(GIVEN ENTRIES begins)

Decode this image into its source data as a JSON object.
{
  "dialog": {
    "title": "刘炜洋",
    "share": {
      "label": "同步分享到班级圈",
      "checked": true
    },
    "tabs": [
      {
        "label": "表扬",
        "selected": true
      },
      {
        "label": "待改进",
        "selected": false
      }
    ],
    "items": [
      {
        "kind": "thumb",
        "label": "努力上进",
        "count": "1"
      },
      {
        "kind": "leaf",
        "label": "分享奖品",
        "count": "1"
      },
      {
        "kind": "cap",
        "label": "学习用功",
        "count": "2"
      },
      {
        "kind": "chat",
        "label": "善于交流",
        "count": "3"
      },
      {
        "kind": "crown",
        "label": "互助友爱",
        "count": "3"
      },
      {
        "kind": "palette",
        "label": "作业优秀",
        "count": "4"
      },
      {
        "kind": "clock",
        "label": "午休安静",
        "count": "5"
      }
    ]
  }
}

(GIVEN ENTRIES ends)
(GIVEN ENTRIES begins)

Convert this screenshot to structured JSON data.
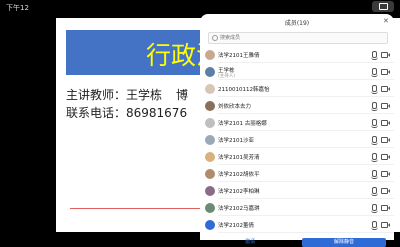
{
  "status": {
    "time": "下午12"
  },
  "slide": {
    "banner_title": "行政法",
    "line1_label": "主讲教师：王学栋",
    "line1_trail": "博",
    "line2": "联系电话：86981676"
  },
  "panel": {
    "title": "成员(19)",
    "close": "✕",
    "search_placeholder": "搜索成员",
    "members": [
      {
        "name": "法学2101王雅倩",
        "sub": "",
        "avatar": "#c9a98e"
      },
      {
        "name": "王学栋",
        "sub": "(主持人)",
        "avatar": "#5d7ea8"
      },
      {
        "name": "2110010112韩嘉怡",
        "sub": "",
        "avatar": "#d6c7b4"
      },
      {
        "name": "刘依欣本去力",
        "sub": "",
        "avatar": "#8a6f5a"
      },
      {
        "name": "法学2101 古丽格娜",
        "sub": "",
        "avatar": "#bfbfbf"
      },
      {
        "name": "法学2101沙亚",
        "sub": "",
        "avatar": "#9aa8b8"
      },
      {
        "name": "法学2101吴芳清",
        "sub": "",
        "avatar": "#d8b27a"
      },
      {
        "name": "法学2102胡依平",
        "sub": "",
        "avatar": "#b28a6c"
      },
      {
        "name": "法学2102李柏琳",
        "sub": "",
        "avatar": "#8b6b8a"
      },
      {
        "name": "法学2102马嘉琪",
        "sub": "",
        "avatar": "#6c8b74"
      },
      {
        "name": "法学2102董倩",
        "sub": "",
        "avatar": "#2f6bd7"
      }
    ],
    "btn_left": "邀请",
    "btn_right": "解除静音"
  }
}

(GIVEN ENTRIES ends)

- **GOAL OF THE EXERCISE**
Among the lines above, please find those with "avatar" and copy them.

- **OUTPUT**
        "avatar": "#c9a98e"
        "avatar": "#5d7ea8"
        "avatar": "#d6c7b4"
        "avatar": "#8a6f5a"
        "avatar": "#bfbfbf"
        "avatar": "#9aa8b8"
        "avatar": "#d8b27a"
        "avatar": "#b28a6c"
        "avatar": "#8b6b8a"
        "avatar": "#6c8b74"
        "avatar": "#2f6bd7"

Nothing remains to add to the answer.